Defining learning through play
In the LEGO Foundation, our work is about changing how people think about "learning through play". So, it's not surprising that people regularly ask us for a definition. For us, learning is the process of acquiring knowledge, skills, and attitudes (preferably those that help to develop creative, engaged, lifelong learners).
Play is an activity which provokes a playful state of mind. Therefore, learning through play is the process of acquiring knowledge, skills and attitudes in a playful state of mind. It's the most amazing and creative way of learning.
Why define learning through play by focusing on the state of mind ("playful") rather than the activity ("play")? It's because the range of activities that have been described as play is apparently endless, yet two people can engage in exactly the same activity and disagree over whether it was play or not. So, while we cannot easily define play, we always know it when we experience it ourselves.
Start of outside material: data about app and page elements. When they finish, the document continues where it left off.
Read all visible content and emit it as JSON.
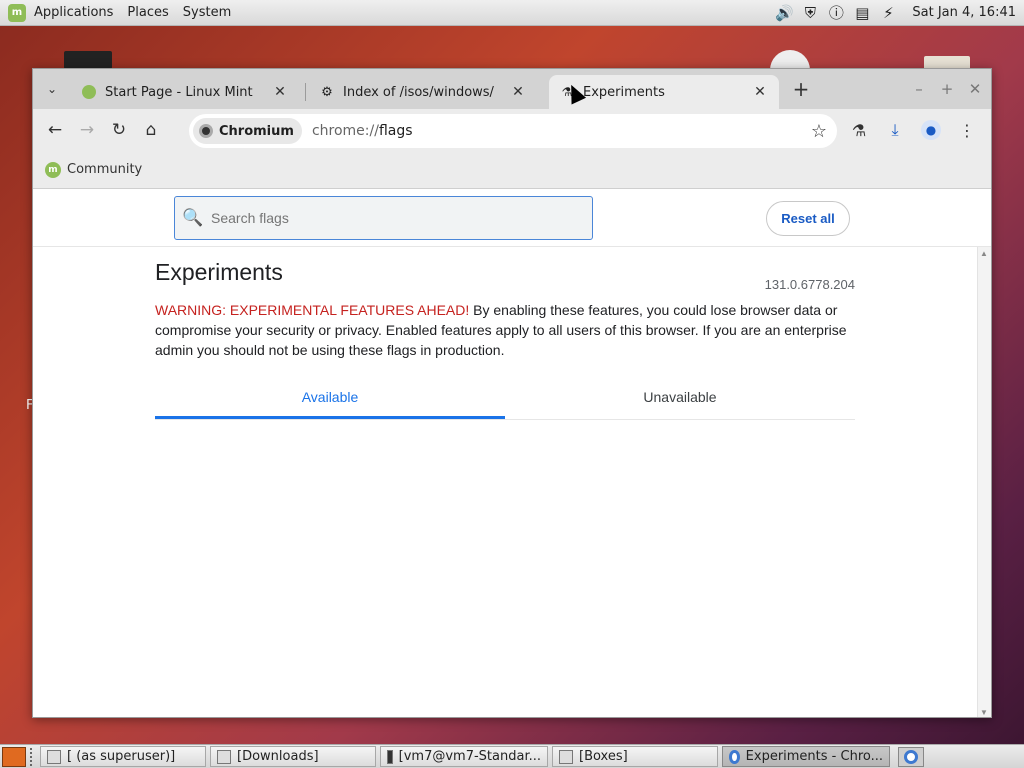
{
  "top_panel": {
    "menus": [
      "Applications",
      "Places",
      "System"
    ],
    "clock": "Sat Jan  4, 16:41"
  },
  "desktop": {
    "letter": "F"
  },
  "browser": {
    "tabs": [
      {
        "title": "Start Page - Linux Mint",
        "icon": "linux-mint-icon"
      },
      {
        "title": "Index of /isos/windows/",
        "icon": "server-icon"
      },
      {
        "title": "Experiments",
        "icon": "flask-icon",
        "active": true
      }
    ],
    "omnibox": {
      "chip": "Chromium",
      "url_scheme": "chrome://",
      "url_path": "flags"
    },
    "bookmarks": [
      {
        "label": "Community"
      }
    ]
  },
  "page": {
    "search_placeholder": "Search flags",
    "reset_label": "Reset all",
    "title": "Experiments",
    "version": "131.0.6778.204",
    "warning_prefix": "WARNING: EXPERIMENTAL FEATURES AHEAD!",
    "warning_text": " By enabling these features, you could lose browser data or compromise your security or privacy. Enabled features apply to all users of this browser. If you are an enterprise admin you should not be using these flags in production.",
    "tabs": [
      "Available",
      "Unavailable"
    ]
  },
  "taskbar": {
    "items": [
      {
        "label": "[ (as superuser)]"
      },
      {
        "label": "[Downloads]"
      },
      {
        "label": "[vm7@vm7-Standar..."
      },
      {
        "label": "[Boxes]"
      },
      {
        "label": "Experiments - Chro...",
        "active": true
      }
    ]
  },
  "colors": {
    "accent": "#1a73e8",
    "warning": "#c5221f",
    "mint": "#8fbd57"
  }
}
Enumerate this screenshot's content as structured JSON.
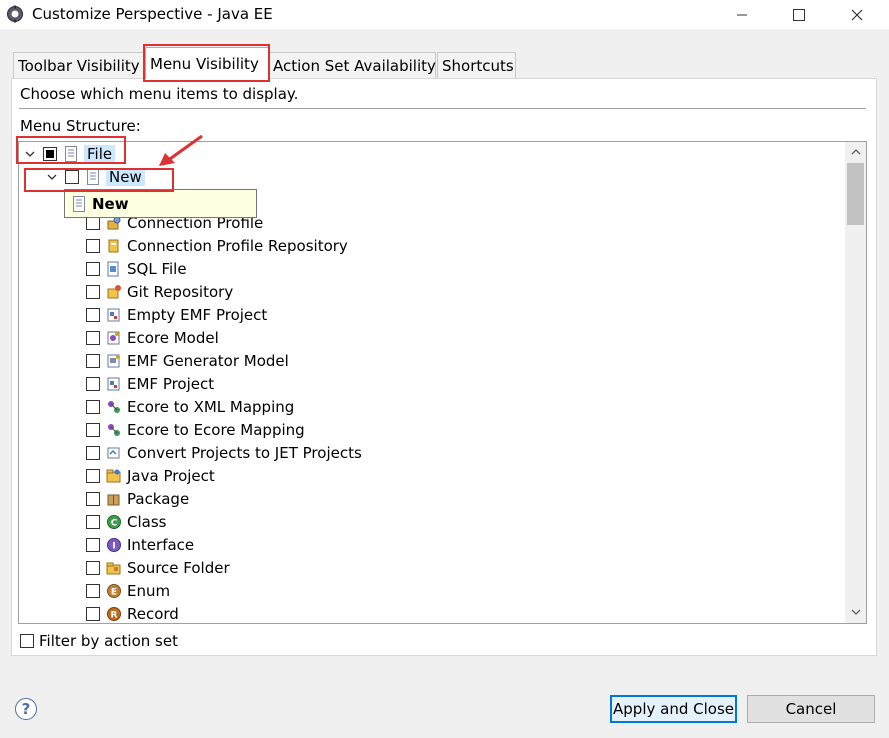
{
  "window": {
    "title": "Customize Perspective - Java EE",
    "icon": "eclipse-perspective-icon"
  },
  "tabs": [
    {
      "label": "Toolbar Visibility",
      "active": false
    },
    {
      "label": "Menu Visibility",
      "active": true
    },
    {
      "label": "Action Set Availability",
      "active": false
    },
    {
      "label": "Shortcuts",
      "active": false
    }
  ],
  "panel": {
    "instruction": "Choose which menu items to display.",
    "structure_label": "Menu Structure:"
  },
  "tree": {
    "root": {
      "label": "File",
      "state": "partial",
      "expanded": true
    },
    "submenu": {
      "label": "New",
      "state": "unchecked",
      "expanded": true
    },
    "items": [
      {
        "label": "Connection Profile",
        "icon": "connection-profile-icon"
      },
      {
        "label": "Connection Profile Repository",
        "icon": "profile-repository-icon"
      },
      {
        "label": "SQL File",
        "icon": "sql-file-icon"
      },
      {
        "label": "Git Repository",
        "icon": "git-repository-icon"
      },
      {
        "label": "Empty EMF Project",
        "icon": "emf-project-icon"
      },
      {
        "label": "Ecore Model",
        "icon": "ecore-model-icon"
      },
      {
        "label": "EMF Generator Model",
        "icon": "emf-generator-icon"
      },
      {
        "label": "EMF Project",
        "icon": "emf-project-icon"
      },
      {
        "label": "Ecore to XML Mapping",
        "icon": "mapping-icon"
      },
      {
        "label": "Ecore to Ecore Mapping",
        "icon": "mapping-icon"
      },
      {
        "label": "Convert Projects to JET Projects",
        "icon": "jet-convert-icon"
      },
      {
        "label": "Java Project",
        "icon": "java-project-icon"
      },
      {
        "label": "Package",
        "icon": "package-icon"
      },
      {
        "label": "Class",
        "icon": "class-icon"
      },
      {
        "label": "Interface",
        "icon": "interface-icon"
      },
      {
        "label": "Source Folder",
        "icon": "source-folder-icon"
      },
      {
        "label": "Enum",
        "icon": "enum-icon"
      },
      {
        "label": "Record",
        "icon": "record-icon"
      }
    ]
  },
  "tooltip": {
    "label": "New"
  },
  "filter": {
    "label": "Filter by action set",
    "checked": false
  },
  "buttons": {
    "apply": "Apply and Close",
    "cancel": "Cancel"
  },
  "colors": {
    "annotation_red": "#e03030",
    "accent": "#0078d7",
    "selection": "#cce8ff"
  }
}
Play is how we think and feel when we do things.
The amazing thing about a playful state of mind is how perfect it is for great learning. When we talk to people who have been playing, they have frequently lost track of time. They become completely absorbed in the activity. They're in the flow. In a playful state of mind the normal rules of life can be changed or suspended, so when something doesn't work it's not failure but an opportunity to try again; this is a foundation for creativity and innovation where it’s essential that we take more risk and push the boundaries. Because play involves all our senses, it engages multiple regions of the brain, which seems to makes the experience much more memorable.
When we look at the science of learning, research tells us that we are likely to learn best when we’re active rather than passive, engage in meaningful and relevant experiences rather than study theory in isolation, learn with others rather than alone, and are intrinsically motivated rather than extrinsically rewarded. In other words, good learning is inherently playful.
Because learning through play is about "how" you learn, it need not be constrained by "what" you learn or “where” you learn. Imaginative teachers have shown that there are no limits to what can be learned in this way in the classroom while outside the classroom families and children have been pushing the boundaries for centuries. Indeed, when you start thinking about learning happening outside school as well, you quickly realise how the environment around us (eg, a forest, a food shop, a museum, a park) creates many more possibilities for learning. Children who learn through play usually develop many other skills (cognitive, social, emotional, physical, creative) at the same time.
Contrast this with traditional formal learning ... the clock is going slowly, the motivation is the distant desire to pass the exam, and the main senses stimulated are the sight of words on the page and the sound of the teacher speaking. Often, the goal is to memorise knowledge rather than also to develop supporting skills and attitudes. Bringing play into this type of classroom is not easy for the teacher, but it's transformational for the children and their development.
Perhaps the best thing about being playful is that children don’t need to be taught the skill and it doesn’t just happen at school. Babies start learning through play with little encouragement soon after birth. It's as natural as crawling, walking and talking. It’s a skill for life that supports life-long learning. As George Bernard Shaw said, “We don't stop playing because we grow old; we grow old because we stop playing”.